== RECORDS SUPPLIED ==

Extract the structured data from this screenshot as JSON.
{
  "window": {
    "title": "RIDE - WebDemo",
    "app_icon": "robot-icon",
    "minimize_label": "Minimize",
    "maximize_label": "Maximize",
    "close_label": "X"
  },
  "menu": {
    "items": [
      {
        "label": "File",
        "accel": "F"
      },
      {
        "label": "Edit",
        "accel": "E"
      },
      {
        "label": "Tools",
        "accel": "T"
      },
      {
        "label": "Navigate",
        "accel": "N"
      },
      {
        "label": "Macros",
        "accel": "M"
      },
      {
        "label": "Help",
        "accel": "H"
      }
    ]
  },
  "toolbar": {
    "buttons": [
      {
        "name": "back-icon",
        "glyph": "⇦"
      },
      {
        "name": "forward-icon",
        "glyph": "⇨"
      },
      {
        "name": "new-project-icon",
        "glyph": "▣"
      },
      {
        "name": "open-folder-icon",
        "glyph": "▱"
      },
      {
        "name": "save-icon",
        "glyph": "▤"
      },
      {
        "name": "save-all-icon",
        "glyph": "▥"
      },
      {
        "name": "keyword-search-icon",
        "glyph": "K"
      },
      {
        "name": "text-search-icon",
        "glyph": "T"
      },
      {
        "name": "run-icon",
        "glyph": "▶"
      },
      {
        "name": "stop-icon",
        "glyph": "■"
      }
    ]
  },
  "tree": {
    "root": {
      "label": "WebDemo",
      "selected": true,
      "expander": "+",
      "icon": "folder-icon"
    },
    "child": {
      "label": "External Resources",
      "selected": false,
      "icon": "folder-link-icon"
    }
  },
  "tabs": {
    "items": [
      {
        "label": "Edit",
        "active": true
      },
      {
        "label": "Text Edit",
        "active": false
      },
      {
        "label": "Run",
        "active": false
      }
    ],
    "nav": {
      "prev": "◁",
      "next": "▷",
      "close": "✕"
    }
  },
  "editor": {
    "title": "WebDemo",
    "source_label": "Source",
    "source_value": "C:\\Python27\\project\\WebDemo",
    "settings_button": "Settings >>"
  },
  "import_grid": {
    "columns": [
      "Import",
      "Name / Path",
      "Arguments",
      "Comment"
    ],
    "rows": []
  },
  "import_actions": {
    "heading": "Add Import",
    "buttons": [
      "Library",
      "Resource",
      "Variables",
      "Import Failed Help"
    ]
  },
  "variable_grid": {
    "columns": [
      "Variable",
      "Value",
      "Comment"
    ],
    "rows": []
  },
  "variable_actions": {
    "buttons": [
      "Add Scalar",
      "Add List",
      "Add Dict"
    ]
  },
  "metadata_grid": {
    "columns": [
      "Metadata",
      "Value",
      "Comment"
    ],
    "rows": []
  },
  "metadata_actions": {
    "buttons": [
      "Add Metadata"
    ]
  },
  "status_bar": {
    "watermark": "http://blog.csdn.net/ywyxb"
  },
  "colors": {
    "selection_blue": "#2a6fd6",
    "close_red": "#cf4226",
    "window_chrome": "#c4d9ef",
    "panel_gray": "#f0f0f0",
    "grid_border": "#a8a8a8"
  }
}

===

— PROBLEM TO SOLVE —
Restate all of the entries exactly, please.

— ANSWER TO THE PROBLEM —
Extract the structured data from this screenshot as JSON.
{
  "window": {
    "title": "RIDE - WebDemo",
    "app_icon": "robot-icon",
    "minimize_label": "Minimize",
    "maximize_label": "Maximize",
    "close_label": "X"
  },
  "menu": {
    "items": [
      {
        "label": "File",
        "accel": "F"
      },
      {
        "label": "Edit",
        "accel": "E"
      },
      {
        "label": "Tools",
        "accel": "T"
      },
      {
        "label": "Navigate",
        "accel": "N"
      },
      {
        "label": "Macros",
        "accel": "M"
      },
      {
        "label": "Help",
        "accel": "H"
      }
    ]
  },
  "toolbar": {
    "buttons": [
      {
        "name": "back-icon",
        "glyph": "⇦"
      },
      {
        "name": "forward-icon",
        "glyph": "⇨"
      },
      {
        "name": "new-project-icon",
        "glyph": "▣"
      },
      {
        "name": "open-folder-icon",
        "glyph": "▱"
      },
      {
        "name": "save-icon",
        "glyph": "▤"
      },
      {
        "name": "save-all-icon",
        "glyph": "▥"
      },
      {
        "name": "keyword-search-icon",
        "glyph": "K"
      },
      {
        "name": "text-search-icon",
        "glyph": "T"
      },
      {
        "name": "run-icon",
        "glyph": "▶"
      },
      {
        "name": "stop-icon",
        "glyph": "■"
      }
    ]
  },
  "tree": {
    "root": {
      "label": "WebDemo",
      "selected": true,
      "expander": "+",
      "icon": "folder-icon"
    },
    "child": {
      "label": "External Resources",
      "selected": false,
      "icon": "folder-link-icon"
    }
  },
  "tabs": {
    "items": [
      {
        "label": "Edit",
        "active": true
      },
      {
        "label": "Text Edit",
        "active": false
      },
      {
        "label": "Run",
        "active": false
      }
    ],
    "nav": {
      "prev": "◁",
      "next": "▷",
      "close": "✕"
    }
  },
  "editor": {
    "title": "WebDemo",
    "source_label": "Source",
    "source_value": "C:\\Python27\\project\\WebDemo",
    "settings_button": "Settings >>"
  },
  "import_grid": {
    "columns": [
      "Import",
      "Name / Path",
      "Arguments",
      "Comment"
    ],
    "rows": []
  },
  "import_actions": {
    "heading": "Add Import",
    "buttons": [
      "Library",
      "Resource",
      "Variables",
      "Import Failed Help"
    ]
  },
  "variable_grid": {
    "columns": [
      "Variable",
      "Value",
      "Comment"
    ],
    "rows": []
  },
  "variable_actions": {
    "buttons": [
      "Add Scalar",
      "Add List",
      "Add Dict"
    ]
  },
  "metadata_grid": {
    "columns": [
      "Metadata",
      "Value",
      "Comment"
    ],
    "rows": []
  },
  "metadata_actions": {
    "buttons": [
      "Add Metadata"
    ]
  },
  "status_bar": {
    "watermark": "http://blog.csdn.net/ywyxb"
  },
  "colors": {
    "selection_blue": "#2a6fd6",
    "close_red": "#cf4226",
    "window_chrome": "#c4d9ef",
    "panel_gray": "#f0f0f0",
    "grid_border": "#a8a8a8"
  }
}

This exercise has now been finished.